__EXERCISE AIM__: Work through the entries below line by line and give the number of lines with the string "neostore", nothing else.

(Dataset records)

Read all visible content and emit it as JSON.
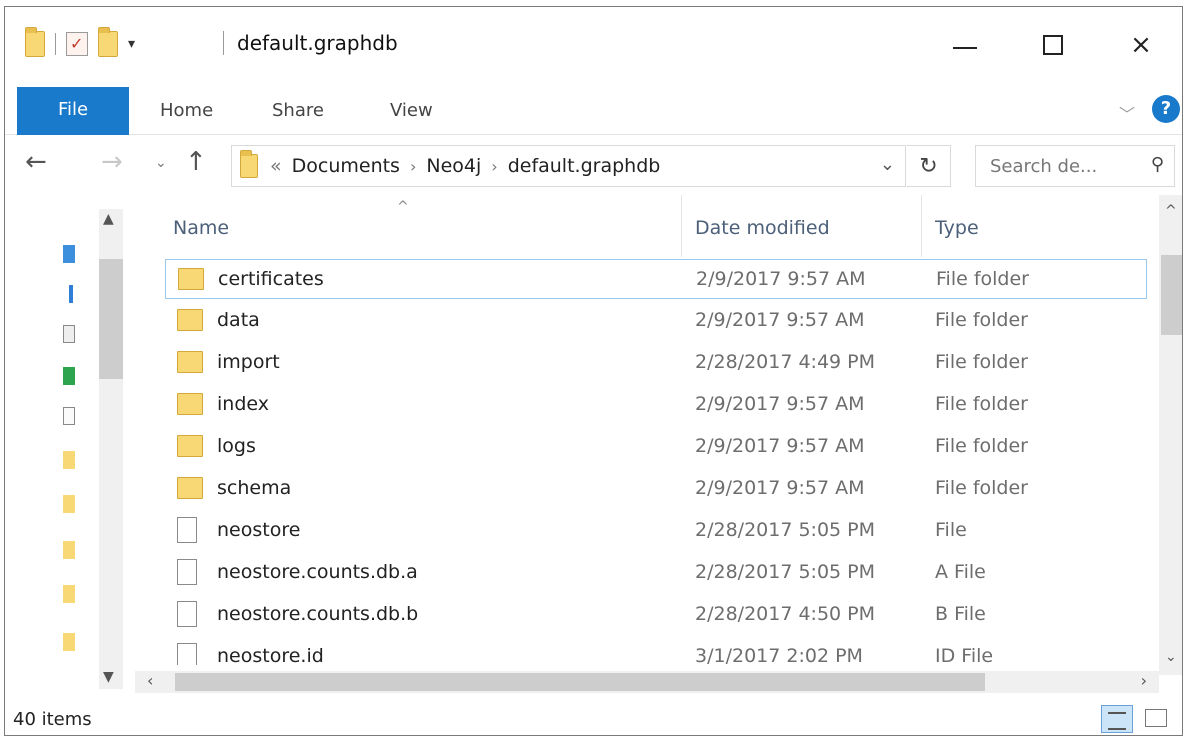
{
  "window": {
    "title": "default.graphdb",
    "minimize_label": "",
    "maximize_label": "",
    "close_label": "×"
  },
  "ribbon": {
    "tabs": [
      {
        "label": "File"
      },
      {
        "label": "Home"
      },
      {
        "label": "Share"
      },
      {
        "label": "View"
      }
    ],
    "help_label": "?"
  },
  "navigation": {
    "breadcrumbs": [
      "Documents",
      "Neo4j",
      "default.graphdb"
    ],
    "overflow_label": "«",
    "search_placeholder": "Search de..."
  },
  "columns": {
    "name": "Name",
    "date_modified": "Date modified",
    "type": "Type"
  },
  "files": [
    {
      "name": "certificates",
      "date": "2/9/2017 9:57 AM",
      "type": "File folder",
      "kind": "folder",
      "selected": true
    },
    {
      "name": "data",
      "date": "2/9/2017 9:57 AM",
      "type": "File folder",
      "kind": "folder"
    },
    {
      "name": "import",
      "date": "2/28/2017 4:49 PM",
      "type": "File folder",
      "kind": "folder"
    },
    {
      "name": "index",
      "date": "2/9/2017 9:57 AM",
      "type": "File folder",
      "kind": "folder"
    },
    {
      "name": "logs",
      "date": "2/9/2017 9:57 AM",
      "type": "File folder",
      "kind": "folder"
    },
    {
      "name": "schema",
      "date": "2/9/2017 9:57 AM",
      "type": "File folder",
      "kind": "folder"
    },
    {
      "name": "neostore",
      "date": "2/28/2017 5:05 PM",
      "type": "File",
      "kind": "file"
    },
    {
      "name": "neostore.counts.db.a",
      "date": "2/28/2017 5:05 PM",
      "type": "A File",
      "kind": "file"
    },
    {
      "name": "neostore.counts.db.b",
      "date": "2/28/2017 4:50 PM",
      "type": "B File",
      "kind": "file"
    },
    {
      "name": "neostore.id",
      "date": "3/1/2017 2:02 PM",
      "type": "ID File",
      "kind": "file"
    }
  ],
  "status": {
    "item_count": "40 items"
  },
  "colors": {
    "accent": "#1979ca",
    "folder": "#f8d775",
    "selection_border": "#99c9ef",
    "header_text": "#4c607a"
  },
  "icons": {
    "folder": "folder-icon",
    "file": "file-icon",
    "search": "search-icon",
    "refresh": "refresh-icon",
    "help": "help-icon"
  }
}
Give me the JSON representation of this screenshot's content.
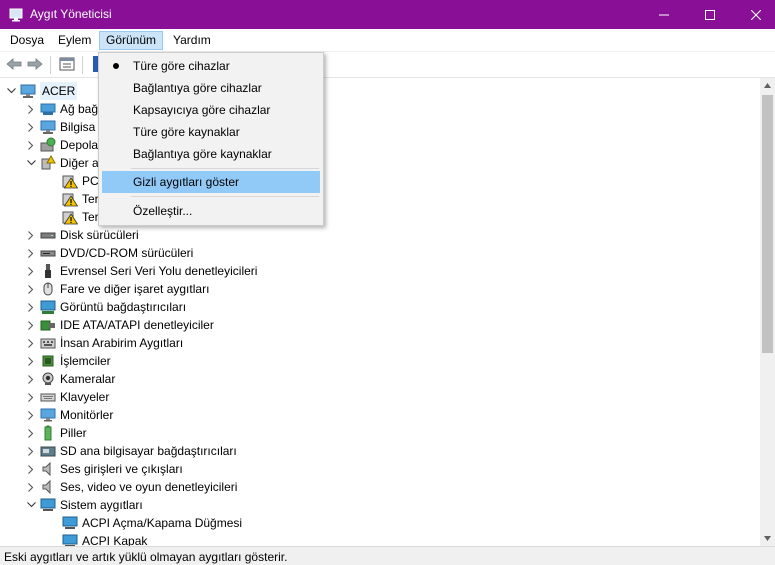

__WORKED SOLUTION__: 4